*** Dataset excerpts ***

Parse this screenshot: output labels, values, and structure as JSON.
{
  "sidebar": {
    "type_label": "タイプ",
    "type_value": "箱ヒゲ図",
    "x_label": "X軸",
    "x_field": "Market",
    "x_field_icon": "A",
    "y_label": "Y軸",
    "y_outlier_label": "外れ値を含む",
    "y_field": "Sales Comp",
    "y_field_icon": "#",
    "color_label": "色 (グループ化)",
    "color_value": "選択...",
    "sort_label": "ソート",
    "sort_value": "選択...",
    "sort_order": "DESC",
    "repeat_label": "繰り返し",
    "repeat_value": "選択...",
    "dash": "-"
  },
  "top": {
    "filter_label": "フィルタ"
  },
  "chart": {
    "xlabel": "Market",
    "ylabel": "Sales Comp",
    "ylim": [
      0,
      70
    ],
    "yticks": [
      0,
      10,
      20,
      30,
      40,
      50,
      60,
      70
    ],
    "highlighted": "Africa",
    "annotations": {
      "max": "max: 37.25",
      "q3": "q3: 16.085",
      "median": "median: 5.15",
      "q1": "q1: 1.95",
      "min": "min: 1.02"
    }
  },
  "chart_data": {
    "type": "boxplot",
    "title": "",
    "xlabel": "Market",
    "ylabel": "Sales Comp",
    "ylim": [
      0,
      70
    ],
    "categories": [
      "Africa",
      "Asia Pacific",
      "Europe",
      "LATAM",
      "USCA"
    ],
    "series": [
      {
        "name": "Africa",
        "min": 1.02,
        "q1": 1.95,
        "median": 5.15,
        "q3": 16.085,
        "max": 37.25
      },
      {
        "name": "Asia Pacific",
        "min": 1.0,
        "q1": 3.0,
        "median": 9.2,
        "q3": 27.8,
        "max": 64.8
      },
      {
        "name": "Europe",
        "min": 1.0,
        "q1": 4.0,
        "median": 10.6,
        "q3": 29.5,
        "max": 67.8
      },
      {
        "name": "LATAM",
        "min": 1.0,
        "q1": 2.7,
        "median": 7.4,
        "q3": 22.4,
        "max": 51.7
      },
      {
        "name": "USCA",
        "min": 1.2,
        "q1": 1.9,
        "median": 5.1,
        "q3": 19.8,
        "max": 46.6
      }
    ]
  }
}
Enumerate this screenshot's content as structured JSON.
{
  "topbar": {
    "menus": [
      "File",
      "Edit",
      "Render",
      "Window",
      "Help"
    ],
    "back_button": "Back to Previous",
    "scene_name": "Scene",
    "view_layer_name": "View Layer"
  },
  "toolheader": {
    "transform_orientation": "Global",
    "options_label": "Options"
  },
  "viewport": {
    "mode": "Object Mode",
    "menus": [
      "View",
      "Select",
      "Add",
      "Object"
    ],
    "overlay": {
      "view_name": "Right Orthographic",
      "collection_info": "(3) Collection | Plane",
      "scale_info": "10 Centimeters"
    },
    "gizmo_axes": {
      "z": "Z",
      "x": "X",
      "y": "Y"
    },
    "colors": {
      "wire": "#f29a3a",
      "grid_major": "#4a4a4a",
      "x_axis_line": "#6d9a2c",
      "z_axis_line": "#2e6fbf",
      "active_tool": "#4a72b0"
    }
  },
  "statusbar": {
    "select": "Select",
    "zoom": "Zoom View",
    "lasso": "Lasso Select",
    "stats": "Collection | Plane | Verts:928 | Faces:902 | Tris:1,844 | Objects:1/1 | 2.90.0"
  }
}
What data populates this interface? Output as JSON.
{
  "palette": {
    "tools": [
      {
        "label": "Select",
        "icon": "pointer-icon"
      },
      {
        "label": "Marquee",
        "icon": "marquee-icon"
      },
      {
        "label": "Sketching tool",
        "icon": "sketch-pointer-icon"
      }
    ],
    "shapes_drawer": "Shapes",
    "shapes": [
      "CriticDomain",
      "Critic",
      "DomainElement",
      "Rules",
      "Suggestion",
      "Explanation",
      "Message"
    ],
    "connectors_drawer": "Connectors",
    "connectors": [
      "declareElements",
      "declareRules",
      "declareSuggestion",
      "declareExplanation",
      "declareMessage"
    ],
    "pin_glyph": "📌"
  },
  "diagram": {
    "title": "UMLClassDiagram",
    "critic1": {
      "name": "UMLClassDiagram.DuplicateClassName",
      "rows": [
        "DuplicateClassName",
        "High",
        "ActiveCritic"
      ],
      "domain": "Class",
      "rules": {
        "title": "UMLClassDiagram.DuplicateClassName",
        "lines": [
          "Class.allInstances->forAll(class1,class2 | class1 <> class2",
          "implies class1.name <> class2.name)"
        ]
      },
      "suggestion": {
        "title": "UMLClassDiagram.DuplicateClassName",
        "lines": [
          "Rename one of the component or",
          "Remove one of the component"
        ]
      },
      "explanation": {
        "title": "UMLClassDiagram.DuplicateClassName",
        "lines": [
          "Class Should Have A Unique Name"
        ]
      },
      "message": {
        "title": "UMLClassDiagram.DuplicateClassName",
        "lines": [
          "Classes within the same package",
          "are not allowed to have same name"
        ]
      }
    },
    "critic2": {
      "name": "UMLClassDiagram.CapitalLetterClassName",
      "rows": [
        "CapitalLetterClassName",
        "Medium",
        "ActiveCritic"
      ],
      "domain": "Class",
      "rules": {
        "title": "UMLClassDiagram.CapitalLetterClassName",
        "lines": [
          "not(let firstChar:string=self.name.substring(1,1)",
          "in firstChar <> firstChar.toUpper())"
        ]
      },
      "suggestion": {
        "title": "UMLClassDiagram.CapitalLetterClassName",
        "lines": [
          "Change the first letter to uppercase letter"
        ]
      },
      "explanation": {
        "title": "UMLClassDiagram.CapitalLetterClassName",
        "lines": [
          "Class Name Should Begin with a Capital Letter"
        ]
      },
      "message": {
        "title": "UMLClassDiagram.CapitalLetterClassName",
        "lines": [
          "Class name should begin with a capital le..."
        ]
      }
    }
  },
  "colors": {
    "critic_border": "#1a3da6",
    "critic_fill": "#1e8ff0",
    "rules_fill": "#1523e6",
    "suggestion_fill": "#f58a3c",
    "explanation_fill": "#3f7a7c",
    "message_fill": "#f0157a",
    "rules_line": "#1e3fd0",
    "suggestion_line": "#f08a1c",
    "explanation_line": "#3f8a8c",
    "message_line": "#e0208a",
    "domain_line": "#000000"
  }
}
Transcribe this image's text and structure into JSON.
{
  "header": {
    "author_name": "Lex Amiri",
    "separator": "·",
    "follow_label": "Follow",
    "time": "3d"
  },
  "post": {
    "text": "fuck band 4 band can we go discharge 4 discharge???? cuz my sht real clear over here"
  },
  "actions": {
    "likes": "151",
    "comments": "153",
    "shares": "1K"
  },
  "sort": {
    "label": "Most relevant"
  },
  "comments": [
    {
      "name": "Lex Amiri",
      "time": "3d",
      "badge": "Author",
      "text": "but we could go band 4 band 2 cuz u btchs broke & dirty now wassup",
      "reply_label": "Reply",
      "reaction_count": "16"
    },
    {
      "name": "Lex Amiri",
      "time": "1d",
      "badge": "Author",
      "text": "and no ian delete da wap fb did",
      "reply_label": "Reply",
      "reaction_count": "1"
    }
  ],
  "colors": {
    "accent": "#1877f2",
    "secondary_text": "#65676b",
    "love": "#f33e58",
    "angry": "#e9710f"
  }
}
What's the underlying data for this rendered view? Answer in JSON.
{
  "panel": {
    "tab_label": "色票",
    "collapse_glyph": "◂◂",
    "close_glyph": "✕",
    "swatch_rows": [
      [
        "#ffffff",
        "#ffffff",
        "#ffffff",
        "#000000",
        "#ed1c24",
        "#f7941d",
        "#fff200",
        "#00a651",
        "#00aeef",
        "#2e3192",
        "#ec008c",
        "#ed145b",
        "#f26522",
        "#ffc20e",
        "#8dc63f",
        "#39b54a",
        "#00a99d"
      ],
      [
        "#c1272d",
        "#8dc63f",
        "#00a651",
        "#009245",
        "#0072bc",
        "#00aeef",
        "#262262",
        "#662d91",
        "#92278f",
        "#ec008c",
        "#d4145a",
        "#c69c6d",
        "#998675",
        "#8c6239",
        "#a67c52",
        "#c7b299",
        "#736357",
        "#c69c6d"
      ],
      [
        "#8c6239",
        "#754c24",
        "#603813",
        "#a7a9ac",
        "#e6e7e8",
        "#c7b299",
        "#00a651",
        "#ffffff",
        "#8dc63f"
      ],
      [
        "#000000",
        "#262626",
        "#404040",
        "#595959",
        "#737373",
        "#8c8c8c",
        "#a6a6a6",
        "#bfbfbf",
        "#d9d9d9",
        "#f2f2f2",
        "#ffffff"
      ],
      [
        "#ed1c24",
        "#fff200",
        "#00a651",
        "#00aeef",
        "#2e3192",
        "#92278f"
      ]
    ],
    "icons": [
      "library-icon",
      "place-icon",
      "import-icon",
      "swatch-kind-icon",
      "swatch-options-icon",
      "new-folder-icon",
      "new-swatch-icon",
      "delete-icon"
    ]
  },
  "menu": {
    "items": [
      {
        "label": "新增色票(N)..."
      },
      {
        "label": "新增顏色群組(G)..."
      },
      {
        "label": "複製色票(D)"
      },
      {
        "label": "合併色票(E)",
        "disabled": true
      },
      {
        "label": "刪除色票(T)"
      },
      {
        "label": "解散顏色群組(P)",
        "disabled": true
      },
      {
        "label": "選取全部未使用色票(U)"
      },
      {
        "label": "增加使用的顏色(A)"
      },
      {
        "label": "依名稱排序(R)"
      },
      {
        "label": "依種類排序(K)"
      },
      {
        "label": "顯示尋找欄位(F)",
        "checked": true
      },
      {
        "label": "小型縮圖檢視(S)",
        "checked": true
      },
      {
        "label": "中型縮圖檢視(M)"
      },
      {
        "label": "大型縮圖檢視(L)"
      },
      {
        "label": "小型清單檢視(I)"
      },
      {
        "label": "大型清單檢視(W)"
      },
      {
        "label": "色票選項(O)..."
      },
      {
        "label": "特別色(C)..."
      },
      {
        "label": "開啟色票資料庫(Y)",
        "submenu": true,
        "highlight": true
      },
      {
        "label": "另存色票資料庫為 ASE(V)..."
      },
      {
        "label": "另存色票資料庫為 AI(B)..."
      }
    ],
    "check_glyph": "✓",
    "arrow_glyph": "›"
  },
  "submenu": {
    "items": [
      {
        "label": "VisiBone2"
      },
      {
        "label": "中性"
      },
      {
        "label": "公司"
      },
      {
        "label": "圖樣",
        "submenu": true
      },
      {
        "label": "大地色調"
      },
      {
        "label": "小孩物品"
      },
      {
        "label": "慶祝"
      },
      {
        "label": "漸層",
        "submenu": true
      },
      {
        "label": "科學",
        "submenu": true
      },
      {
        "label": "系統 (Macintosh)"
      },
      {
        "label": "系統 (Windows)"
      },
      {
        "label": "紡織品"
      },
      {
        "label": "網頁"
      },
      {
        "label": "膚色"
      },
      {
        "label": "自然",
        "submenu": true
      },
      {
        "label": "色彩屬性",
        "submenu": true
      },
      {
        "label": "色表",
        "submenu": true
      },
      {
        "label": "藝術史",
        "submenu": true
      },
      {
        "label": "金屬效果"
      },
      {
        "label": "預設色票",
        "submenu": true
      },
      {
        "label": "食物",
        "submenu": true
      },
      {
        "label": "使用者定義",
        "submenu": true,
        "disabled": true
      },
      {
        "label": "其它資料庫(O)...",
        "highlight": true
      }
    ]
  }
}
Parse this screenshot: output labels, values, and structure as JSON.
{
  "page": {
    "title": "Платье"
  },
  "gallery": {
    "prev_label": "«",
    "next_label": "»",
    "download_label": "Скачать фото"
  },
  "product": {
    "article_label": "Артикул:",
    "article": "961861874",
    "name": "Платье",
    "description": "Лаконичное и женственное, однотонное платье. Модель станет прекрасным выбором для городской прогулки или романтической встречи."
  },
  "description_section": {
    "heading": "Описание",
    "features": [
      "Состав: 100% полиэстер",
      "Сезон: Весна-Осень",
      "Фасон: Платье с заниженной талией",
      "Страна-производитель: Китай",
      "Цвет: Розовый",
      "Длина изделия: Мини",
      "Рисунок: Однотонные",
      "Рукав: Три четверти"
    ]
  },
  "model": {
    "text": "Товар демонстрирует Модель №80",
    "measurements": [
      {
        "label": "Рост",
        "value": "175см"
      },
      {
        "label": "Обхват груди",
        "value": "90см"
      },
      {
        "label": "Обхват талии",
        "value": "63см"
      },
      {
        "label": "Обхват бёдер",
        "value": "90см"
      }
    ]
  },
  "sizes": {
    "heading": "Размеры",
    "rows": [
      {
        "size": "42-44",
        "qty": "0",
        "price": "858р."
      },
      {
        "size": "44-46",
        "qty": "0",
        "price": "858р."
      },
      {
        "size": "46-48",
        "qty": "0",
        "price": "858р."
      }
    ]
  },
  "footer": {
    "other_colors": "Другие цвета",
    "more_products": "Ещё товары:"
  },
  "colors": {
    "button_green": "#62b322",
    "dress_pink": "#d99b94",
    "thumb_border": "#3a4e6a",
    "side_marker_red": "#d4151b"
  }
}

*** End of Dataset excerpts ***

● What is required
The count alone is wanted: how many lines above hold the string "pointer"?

● Answer for this exercise
2